[[ Records for processing open ]]
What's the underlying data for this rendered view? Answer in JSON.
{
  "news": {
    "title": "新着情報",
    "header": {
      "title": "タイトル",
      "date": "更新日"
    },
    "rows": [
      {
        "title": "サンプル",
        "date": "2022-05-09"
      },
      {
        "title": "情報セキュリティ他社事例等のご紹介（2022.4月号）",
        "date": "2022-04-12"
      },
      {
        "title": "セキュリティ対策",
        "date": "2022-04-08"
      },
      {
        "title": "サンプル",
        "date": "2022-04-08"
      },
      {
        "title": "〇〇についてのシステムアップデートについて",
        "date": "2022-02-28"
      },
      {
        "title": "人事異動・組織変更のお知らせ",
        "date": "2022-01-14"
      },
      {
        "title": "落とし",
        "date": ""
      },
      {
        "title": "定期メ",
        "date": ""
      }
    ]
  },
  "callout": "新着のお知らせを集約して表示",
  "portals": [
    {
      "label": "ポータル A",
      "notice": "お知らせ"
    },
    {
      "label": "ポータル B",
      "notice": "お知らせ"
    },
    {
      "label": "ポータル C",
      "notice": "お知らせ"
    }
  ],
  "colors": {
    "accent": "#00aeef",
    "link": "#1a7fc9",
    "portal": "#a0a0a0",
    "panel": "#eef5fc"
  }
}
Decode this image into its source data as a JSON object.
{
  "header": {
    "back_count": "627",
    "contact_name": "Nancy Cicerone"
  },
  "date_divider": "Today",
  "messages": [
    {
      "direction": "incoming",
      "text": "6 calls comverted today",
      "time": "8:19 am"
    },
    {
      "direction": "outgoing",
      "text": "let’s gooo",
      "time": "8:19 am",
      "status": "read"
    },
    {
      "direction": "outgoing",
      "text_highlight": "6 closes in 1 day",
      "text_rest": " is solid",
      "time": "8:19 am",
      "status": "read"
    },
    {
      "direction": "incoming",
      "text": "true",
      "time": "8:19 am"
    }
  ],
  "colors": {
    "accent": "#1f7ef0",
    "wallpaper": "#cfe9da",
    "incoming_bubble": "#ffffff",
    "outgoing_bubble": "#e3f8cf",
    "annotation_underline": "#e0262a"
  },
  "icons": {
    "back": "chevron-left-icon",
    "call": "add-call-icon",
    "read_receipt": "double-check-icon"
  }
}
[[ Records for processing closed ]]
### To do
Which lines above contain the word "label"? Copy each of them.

### Response to the task
      "label": "ポータル A",
      "label": "ポータル B",
      "label": "ポータル C",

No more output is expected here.